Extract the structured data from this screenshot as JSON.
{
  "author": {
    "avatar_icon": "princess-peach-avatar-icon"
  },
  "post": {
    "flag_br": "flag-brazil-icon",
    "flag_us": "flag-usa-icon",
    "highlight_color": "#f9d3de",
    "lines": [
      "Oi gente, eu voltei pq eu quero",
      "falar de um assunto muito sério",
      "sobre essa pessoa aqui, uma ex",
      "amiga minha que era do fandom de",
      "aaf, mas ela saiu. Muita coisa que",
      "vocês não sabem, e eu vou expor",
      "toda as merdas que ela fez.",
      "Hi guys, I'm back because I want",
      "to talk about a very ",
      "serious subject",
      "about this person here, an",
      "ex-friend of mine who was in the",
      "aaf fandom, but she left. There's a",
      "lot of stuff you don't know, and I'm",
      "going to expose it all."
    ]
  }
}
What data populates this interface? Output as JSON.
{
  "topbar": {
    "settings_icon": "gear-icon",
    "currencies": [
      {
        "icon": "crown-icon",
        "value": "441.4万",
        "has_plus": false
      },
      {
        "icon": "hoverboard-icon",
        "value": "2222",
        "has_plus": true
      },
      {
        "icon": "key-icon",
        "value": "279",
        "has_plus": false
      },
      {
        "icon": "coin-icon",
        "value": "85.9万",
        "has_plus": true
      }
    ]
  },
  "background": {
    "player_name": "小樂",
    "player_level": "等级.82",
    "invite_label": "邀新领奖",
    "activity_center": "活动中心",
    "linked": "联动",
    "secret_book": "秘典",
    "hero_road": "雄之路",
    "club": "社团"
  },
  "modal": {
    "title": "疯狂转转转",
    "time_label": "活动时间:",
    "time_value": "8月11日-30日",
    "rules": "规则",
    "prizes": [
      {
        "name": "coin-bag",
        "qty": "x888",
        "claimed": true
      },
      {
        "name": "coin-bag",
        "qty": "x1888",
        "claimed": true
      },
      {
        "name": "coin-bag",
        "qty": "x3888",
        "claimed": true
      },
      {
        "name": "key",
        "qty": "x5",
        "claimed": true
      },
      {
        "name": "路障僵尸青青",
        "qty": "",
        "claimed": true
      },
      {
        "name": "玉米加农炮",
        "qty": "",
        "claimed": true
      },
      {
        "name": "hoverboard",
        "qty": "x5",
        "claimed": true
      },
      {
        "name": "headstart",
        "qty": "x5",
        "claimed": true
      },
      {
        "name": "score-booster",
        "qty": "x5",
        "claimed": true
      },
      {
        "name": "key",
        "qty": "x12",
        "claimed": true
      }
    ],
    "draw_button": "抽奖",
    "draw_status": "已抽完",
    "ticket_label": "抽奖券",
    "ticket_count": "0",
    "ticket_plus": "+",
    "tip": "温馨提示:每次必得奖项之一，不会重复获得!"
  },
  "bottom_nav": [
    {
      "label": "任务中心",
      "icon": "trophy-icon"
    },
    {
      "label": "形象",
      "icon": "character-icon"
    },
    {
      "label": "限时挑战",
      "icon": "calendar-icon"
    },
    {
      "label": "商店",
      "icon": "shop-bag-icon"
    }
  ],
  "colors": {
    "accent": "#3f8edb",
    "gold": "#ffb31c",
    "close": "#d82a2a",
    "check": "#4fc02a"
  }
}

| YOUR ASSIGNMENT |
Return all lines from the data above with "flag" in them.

| EXERCISE RESPONSE |
    "flag_br": "flag-brazil-icon",
    "flag_us": "flag-usa-icon",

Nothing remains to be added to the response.